Double Dipping

Some line items, such as labor, are marked up to cover “burdened expenses”. If a general contractor is providing labor or materials that contain associated costs such as project management or payroll taxes and benefits, then that cost will be included into the line items total onto the client. Since making a profit is a part of the general contractor’s compensation, making profit off of these costs is a red flag. If some “padding” is added to that burdened rate, that is understandable, but excessive margins above 10% are questionable unless they are operating those expenses under a separate business. In the case of project management, contractors may provide a separate line item for this expense.

Indirect Overhead

As a client, you should ask “how does this line item benefit the project”. Items like heavy equipment, though provided by a general contractor, are still essential to a project and are therefore considered a direct cost to the project. A line item such as “General Liability Insurance” only benefits the general contractor and is essential for staying in business and should be considered an indirect cost. Look out for line items that you feel are not benefiting your project.

Under Defined Scopes of Work

Having a defined scope of work for a project will make being a client easier. The upfront cost associated with defining that scope of work will help both parties involved because you will have a better understanding of what is being agreed upon in the contract and the contractor will be able to more accurately estimate costs. This gives a baseline understanding of what work orders are to be performed by each contractor and on what grounds change orders should be issued upon. If a contractor is unable to provide a display in understanding of the scope of work, to the second or third degree, then that is a red flag. The upfront cost will be well worth the insurance to prevent excessive problems, hiccups, surprises, and other costs that were unanticipated in the final cost.

In the event where you may be unsure if the scope of work is fully defined, consider discussing a guaranteed maximum price (GMP) as a part of your contract terms. This clause in the contract will set a cap on the amount the general contractor can bill for. This way, you can gauge the contractor’s confidence in their understanding of the project while feeling more secure about the amount of money that will be spent.


At some point, electing to hire a general contractor will benefit the project.

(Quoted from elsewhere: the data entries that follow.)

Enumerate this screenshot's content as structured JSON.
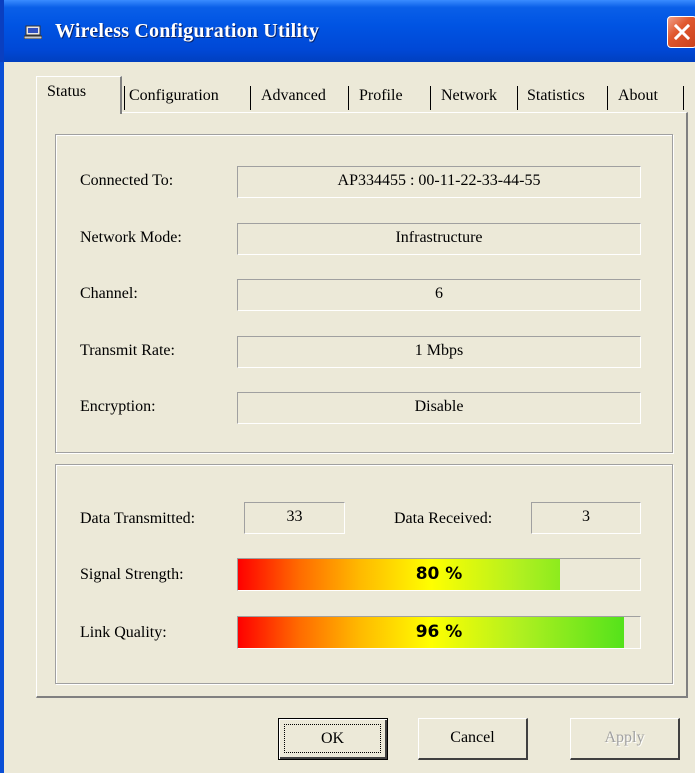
{
  "window": {
    "title": "Wireless Configuration Utility",
    "icon": "computer-icon"
  },
  "tabs": [
    "Status",
    "Configuration",
    "Advanced",
    "Profile",
    "Network",
    "Statistics",
    "About"
  ],
  "active_tab": "Status",
  "status": {
    "connected_to_label": "Connected To:",
    "connected_to_value": "AP334455 : 00-11-22-33-44-55",
    "network_mode_label": "Network Mode:",
    "network_mode_value": "Infrastructure",
    "channel_label": "Channel:",
    "channel_value": "6",
    "transmit_rate_label": "Transmit Rate:",
    "transmit_rate_value": "1 Mbps",
    "encryption_label": "Encryption:",
    "encryption_value": "Disable"
  },
  "stats": {
    "data_transmitted_label": "Data Transmitted:",
    "data_transmitted_value": "33",
    "data_received_label": "Data Received:",
    "data_received_value": "3",
    "signal_strength_label": "Signal Strength:",
    "signal_strength_text": "80 %",
    "signal_strength_level": 0.8,
    "link_quality_label": "Link Quality:",
    "link_quality_text": "96 %",
    "link_quality_level": 0.96
  },
  "buttons": {
    "ok": "OK",
    "cancel": "Cancel",
    "apply": "Apply"
  },
  "colors": {
    "titlebar": "#0054E3",
    "dialog_bg": "#ECE9D8",
    "close_button": "#E0582E"
  }
}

Once more than three trades become involved with a project, it is wise to call in an expert to ensure quality assurance, provide a reliable network, manage the project, and manage the money. Hopefully, this article will provide insight into how a general contractor is paid, what that might cost, how to choose from the types of construction contracts, and what to look out for when reviewing the proposal. If you are looking for a general contractor in the Steamboat Springs area, please contact SteamboatBuilt. we would be happy to assist you and build your future home!

By Reese Freeman

By Reese Freeman

I have a penchant for systems thinking and a methodical approach to how I manage projects and organizations. Education is a pillar of my career in construction and I will continue to pursue new knowledge to leverage improvements in myself, projects and organizations. My motivation is simple. I believe that beautiful spaces enhance the prospect of peace.